I never thought of myself as a fulltime professional photographer, but photography was always a key piece of what I thought a journalist should be. I learned photography at Kansas State University, on a 4x5 SpeedGraphic. When the instructor hands you two wooden slides with two sheets of film in each, you get real selective about what you shoot. You train yourself to be patient and to envision the finished shot before you trip the shutter. There aren't a lot of do-overs. It made me appreciate the photographers of the day who captured wars and breaking news with that bulky camera.
For a short time, I shot with a Yashica D and its mid-size format, but after being handed a 35mm camera while training to be a military journalist, I never looked back.
I bought my first semi-professional camera in Vietnam - a Pentax Spotmatic with a couple of lenses. I loved that camera, which occupies an honored spot in my camera cabinet. Since then, I've shot with Nikons and Canons, both film and digital. Because my jobs generally involved managing photographers rather than being one, much of my work was shot on my own time, and most have never been published.
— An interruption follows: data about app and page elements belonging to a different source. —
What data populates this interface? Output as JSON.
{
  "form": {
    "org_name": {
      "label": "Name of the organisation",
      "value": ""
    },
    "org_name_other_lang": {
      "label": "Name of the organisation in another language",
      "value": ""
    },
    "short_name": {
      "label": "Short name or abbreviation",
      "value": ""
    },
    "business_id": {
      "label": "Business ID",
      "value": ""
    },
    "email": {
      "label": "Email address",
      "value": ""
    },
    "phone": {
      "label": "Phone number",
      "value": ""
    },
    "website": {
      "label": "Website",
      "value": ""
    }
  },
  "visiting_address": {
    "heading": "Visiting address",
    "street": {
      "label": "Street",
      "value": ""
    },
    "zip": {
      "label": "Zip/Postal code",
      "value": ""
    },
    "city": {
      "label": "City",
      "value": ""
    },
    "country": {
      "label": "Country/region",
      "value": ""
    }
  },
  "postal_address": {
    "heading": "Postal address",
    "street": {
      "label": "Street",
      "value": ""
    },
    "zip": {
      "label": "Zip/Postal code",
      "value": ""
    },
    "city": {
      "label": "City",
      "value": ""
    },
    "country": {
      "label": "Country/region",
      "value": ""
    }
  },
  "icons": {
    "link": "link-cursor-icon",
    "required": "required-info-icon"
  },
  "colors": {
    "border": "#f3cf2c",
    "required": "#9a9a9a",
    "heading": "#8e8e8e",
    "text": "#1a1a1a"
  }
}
These galleries show off a small selection of my work.
For the last several years, I have written a weekly column called Focal Point. Those columns cover a wide range of topics, but they are always accompanied by a photograph illustrating my main point. I have not included all those Columns & News Articles here, only a selection of them. For others, you can go to the Tyler Paper webside, TylerPaper.com, and search for Focal Point.
Because my primary job in civilian life was editing and managing newsrooms, I didn't do a lot of writing until recently, but I do enjoy telling a good story.
My favorite news article was more recent, written in the fall of 2010 when I accompanied a group of World War II veterans on a Heroes Flight to Washington D.C. I'll post a few more in coming months. Enjoy.